» What you will do: Where a line of the records contains the word "大体こんなやつ女学生の話題は", show that line.

BEGIN Data in this exercise

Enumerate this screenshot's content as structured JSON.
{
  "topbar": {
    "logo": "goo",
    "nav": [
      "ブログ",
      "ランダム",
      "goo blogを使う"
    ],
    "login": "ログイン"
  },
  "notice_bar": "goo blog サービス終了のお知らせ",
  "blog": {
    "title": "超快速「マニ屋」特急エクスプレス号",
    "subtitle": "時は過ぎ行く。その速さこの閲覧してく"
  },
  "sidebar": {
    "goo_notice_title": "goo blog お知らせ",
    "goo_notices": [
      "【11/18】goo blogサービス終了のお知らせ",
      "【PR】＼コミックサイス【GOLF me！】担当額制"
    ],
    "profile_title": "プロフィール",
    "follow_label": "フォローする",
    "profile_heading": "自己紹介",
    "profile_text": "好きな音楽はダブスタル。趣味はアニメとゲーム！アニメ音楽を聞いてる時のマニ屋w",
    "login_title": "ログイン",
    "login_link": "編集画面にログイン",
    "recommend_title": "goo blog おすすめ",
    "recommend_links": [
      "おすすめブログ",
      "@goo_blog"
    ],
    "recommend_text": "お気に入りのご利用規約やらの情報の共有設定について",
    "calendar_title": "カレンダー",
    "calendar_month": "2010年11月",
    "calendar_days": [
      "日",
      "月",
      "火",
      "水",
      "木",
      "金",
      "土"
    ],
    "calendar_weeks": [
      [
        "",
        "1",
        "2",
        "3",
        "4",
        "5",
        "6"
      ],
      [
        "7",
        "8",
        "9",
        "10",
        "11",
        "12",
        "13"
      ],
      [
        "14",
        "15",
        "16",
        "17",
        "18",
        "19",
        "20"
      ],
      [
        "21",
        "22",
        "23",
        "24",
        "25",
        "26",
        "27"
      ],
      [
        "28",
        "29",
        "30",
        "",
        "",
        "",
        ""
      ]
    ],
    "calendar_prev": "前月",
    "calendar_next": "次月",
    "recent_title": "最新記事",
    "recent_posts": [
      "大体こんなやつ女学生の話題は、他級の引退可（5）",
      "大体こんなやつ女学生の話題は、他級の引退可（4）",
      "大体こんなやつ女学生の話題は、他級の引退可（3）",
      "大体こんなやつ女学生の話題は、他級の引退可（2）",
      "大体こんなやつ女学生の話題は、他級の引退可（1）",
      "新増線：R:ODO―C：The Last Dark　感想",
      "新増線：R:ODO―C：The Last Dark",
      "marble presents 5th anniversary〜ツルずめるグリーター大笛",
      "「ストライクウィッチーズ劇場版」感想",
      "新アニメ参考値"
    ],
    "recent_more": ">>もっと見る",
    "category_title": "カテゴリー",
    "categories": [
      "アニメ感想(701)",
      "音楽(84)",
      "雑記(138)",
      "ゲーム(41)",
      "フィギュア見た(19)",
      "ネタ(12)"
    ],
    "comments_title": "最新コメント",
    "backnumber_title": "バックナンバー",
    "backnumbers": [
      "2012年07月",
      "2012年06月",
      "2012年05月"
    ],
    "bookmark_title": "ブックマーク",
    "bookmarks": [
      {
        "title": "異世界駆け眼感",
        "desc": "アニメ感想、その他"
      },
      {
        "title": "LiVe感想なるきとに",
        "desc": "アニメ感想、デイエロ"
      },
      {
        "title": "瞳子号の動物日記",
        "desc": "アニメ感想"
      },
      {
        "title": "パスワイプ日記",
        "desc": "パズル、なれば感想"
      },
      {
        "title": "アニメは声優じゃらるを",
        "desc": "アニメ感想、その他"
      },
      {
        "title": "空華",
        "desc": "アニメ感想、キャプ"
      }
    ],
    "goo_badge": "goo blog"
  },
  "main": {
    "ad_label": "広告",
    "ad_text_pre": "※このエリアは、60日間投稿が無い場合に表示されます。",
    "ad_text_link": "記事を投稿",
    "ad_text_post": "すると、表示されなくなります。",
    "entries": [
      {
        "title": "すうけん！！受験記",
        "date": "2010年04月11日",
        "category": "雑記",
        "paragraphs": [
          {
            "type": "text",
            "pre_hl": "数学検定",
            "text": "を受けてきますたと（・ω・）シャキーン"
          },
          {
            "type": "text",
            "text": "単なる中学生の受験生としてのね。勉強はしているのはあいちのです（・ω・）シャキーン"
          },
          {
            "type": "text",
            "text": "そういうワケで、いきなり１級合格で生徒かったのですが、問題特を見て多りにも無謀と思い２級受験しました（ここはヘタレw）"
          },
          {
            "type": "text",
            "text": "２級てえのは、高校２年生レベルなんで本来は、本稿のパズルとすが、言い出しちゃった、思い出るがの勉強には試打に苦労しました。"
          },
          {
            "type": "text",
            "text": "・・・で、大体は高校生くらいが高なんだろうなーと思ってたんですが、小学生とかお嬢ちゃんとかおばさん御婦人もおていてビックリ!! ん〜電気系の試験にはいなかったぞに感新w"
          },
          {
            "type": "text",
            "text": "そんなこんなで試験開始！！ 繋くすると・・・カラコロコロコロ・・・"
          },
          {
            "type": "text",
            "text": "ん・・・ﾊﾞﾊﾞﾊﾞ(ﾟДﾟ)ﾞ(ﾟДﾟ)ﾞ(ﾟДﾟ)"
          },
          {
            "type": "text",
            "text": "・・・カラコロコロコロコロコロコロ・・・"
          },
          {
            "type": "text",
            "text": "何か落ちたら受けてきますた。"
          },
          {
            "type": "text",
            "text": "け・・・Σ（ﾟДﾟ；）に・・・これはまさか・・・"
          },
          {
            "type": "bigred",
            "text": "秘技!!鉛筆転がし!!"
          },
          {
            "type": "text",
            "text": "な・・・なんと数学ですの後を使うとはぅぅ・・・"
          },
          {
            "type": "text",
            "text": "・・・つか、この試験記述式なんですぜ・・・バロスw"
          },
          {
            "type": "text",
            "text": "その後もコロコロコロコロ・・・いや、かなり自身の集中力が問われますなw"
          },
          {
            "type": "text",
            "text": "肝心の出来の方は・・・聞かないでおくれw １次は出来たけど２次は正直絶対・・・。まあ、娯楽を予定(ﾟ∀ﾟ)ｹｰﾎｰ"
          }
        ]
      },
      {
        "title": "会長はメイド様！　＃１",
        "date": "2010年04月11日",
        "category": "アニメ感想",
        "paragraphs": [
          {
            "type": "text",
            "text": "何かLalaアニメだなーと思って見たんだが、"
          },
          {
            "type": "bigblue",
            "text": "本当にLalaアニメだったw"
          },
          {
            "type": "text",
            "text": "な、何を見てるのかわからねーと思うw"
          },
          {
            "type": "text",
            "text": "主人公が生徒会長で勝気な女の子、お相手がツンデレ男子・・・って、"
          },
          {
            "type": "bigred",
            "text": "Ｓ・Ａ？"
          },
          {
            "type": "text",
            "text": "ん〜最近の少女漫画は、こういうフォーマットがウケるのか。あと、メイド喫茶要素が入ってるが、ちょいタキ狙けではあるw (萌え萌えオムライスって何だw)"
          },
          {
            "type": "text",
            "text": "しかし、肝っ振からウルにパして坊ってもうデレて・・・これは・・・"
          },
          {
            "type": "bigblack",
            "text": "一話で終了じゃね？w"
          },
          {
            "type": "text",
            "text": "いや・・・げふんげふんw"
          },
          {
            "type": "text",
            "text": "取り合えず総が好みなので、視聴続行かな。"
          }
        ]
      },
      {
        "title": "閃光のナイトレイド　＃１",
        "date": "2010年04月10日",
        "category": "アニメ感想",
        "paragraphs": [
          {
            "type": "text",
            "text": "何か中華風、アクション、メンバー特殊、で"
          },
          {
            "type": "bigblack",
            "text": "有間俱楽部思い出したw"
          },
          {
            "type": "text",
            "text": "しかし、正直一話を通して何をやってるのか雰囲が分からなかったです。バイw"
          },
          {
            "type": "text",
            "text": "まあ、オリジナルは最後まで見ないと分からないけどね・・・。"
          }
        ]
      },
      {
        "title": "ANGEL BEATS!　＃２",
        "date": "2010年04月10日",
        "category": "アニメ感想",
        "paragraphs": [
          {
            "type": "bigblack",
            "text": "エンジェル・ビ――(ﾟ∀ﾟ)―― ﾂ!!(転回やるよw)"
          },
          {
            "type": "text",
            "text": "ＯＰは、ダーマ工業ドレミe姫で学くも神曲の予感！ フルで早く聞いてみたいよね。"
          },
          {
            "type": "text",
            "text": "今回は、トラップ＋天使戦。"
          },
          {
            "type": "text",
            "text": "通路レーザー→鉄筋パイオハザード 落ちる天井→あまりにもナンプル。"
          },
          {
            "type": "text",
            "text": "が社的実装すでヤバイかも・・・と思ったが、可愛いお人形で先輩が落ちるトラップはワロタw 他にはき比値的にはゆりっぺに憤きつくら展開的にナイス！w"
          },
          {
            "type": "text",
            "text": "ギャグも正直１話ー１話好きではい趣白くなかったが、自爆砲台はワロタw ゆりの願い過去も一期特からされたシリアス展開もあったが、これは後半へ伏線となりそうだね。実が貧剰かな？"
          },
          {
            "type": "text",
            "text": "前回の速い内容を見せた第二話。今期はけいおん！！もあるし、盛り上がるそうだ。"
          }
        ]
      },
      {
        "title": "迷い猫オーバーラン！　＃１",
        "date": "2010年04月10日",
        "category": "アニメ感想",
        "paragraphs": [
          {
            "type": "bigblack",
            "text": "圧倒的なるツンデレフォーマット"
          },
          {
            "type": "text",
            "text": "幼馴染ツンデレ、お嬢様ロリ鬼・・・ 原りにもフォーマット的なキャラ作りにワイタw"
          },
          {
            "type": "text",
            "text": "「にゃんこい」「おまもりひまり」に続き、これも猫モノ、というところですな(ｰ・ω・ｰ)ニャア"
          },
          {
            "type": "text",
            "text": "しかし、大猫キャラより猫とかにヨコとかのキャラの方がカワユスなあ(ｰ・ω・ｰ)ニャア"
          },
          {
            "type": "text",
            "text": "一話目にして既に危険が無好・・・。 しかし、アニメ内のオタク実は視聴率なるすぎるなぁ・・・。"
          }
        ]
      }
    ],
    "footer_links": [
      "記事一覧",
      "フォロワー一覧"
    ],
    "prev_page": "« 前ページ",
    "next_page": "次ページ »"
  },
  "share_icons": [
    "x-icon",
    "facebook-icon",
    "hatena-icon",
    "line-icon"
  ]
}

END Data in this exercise

» Response to this exercise:
      "大体こんなやつ女学生の話題は、他級の引退可（5）",
      "大体こんなやつ女学生の話題は、他級の引退可（4）",
      "大体こんなやつ女学生の話題は、他級の引退可（3）",
      "大体こんなやつ女学生の話題は、他級の引退可（2）",
      "大体こんなやつ女学生の話題は、他級の引退可（1）",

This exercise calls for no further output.